Dr. Yinghui Huang is the dean and distinguished professor in the college of life science and bioengineering at Beijing University of Technology. He got his medical degree from Hubei Medical University in China and Ph.D. degree from University of Cambridge in UK. Dr. Huang also has 15 years of research experience in USA. He has coauthored about 30 publications including cancer research, cell reports, gut, and molecular therapy. His team has received many awards in China. The current research in Dr. Huang's group focuses on cancer epigenetics and cancer gene therapy.
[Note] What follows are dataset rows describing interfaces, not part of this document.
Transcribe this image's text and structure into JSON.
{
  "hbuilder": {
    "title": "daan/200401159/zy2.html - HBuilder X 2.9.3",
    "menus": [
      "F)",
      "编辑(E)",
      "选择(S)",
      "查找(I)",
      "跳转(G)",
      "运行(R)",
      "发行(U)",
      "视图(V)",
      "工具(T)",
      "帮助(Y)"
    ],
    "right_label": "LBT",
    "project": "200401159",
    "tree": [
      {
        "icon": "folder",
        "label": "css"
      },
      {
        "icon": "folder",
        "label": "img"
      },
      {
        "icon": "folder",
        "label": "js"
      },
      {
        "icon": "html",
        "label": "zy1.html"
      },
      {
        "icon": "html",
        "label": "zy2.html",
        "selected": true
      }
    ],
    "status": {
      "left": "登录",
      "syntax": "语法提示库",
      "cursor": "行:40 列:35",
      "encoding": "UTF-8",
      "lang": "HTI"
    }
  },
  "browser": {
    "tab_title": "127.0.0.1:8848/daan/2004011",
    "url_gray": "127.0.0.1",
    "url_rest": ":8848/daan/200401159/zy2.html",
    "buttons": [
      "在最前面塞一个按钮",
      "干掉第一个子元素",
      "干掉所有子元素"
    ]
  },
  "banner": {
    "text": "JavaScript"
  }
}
Corresponding address Corresponding author: Yinghui Huang, M.D., Ph.D., College of Life Science and Bioengineering, Beijing University of Technology, Beijing, China Phone: +86-15904420535; Fax: +86-10-67396137; email: yhuangedu.cn.


Received 2016-9-4
Accepted 2017-3-6
Published 2017-4-9